**TASK STATEMENT**
Reproduce the listing below in full and without alteration, apart from its pictures.

**SOURCE MATERIAL**

[Start of Attachment]

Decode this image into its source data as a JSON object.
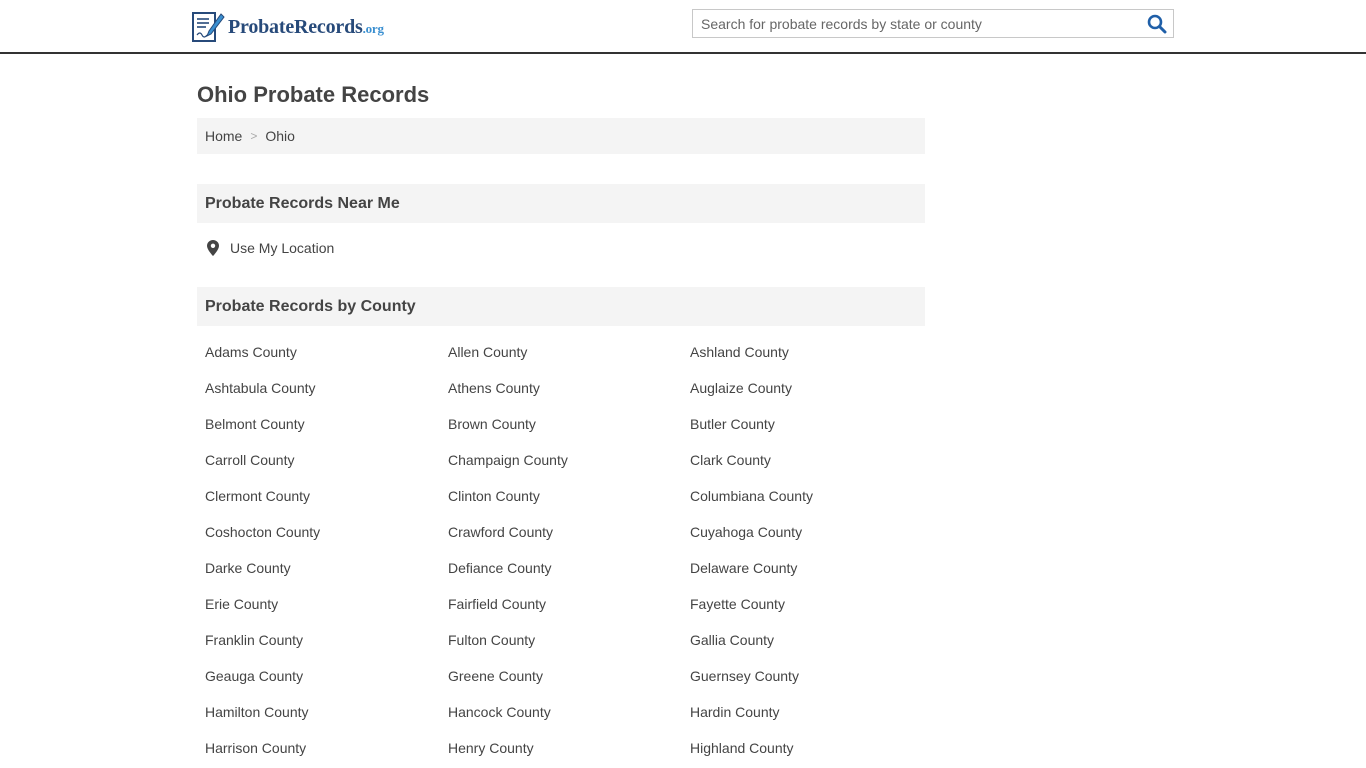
{
  "header": {
    "logo_main": "ProbateRecords",
    "logo_tld": ".org",
    "search_placeholder": "Search for probate records by state or county",
    "search_icon": "search-icon",
    "logo_icon": "document-pen-icon"
  },
  "page": {
    "title": "Ohio Probate Records"
  },
  "breadcrumb": {
    "items": [
      "Home",
      "Ohio"
    ],
    "separator": ">"
  },
  "near_me": {
    "heading": "Probate Records Near Me",
    "location_label": "Use My Location",
    "location_icon": "map-pin-icon"
  },
  "by_county": {
    "heading": "Probate Records by County",
    "counties": [
      "Adams County",
      "Allen County",
      "Ashland County",
      "Ashtabula County",
      "Athens County",
      "Auglaize County",
      "Belmont County",
      "Brown County",
      "Butler County",
      "Carroll County",
      "Champaign County",
      "Clark County",
      "Clermont County",
      "Clinton County",
      "Columbiana County",
      "Coshocton County",
      "Crawford County",
      "Cuyahoga County",
      "Darke County",
      "Defiance County",
      "Delaware County",
      "Erie County",
      "Fairfield County",
      "Fayette County",
      "Franklin County",
      "Fulton County",
      "Gallia County",
      "Geauga County",
      "Greene County",
      "Guernsey County",
      "Hamilton County",
      "Hancock County",
      "Hardin County",
      "Harrison County",
      "Henry County",
      "Highland County"
    ]
  },
  "colors": {
    "logo_dark": "#274a7a",
    "logo_accent": "#3a8fd0",
    "search_icon": "#1f5fa8",
    "section_bg": "#f4f4f4",
    "text": "#444444"
  }
}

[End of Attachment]

**EXERCISE ANSWER**
Decode this image into its source data as a JSON object.
{
  "header": {
    "logo_main": "ProbateRecords",
    "logo_tld": ".org",
    "search_placeholder": "Search for probate records by state or county",
    "search_icon": "search-icon",
    "logo_icon": "document-pen-icon"
  },
  "page": {
    "title": "Ohio Probate Records"
  },
  "breadcrumb": {
    "items": [
      "Home",
      "Ohio"
    ],
    "separator": ">"
  },
  "near_me": {
    "heading": "Probate Records Near Me",
    "location_label": "Use My Location",
    "location_icon": "map-pin-icon"
  },
  "by_county": {
    "heading": "Probate Records by County",
    "counties": [
      "Adams County",
      "Allen County",
      "Ashland County",
      "Ashtabula County",
      "Athens County",
      "Auglaize County",
      "Belmont County",
      "Brown County",
      "Butler County",
      "Carroll County",
      "Champaign County",
      "Clark County",
      "Clermont County",
      "Clinton County",
      "Columbiana County",
      "Coshocton County",
      "Crawford County",
      "Cuyahoga County",
      "Darke County",
      "Defiance County",
      "Delaware County",
      "Erie County",
      "Fairfield County",
      "Fayette County",
      "Franklin County",
      "Fulton County",
      "Gallia County",
      "Geauga County",
      "Greene County",
      "Guernsey County",
      "Hamilton County",
      "Hancock County",
      "Hardin County",
      "Harrison County",
      "Henry County",
      "Highland County"
    ]
  },
  "colors": {
    "logo_dark": "#274a7a",
    "logo_accent": "#3a8fd0",
    "search_icon": "#1f5fa8",
    "section_bg": "#f4f4f4",
    "text": "#444444"
  }
}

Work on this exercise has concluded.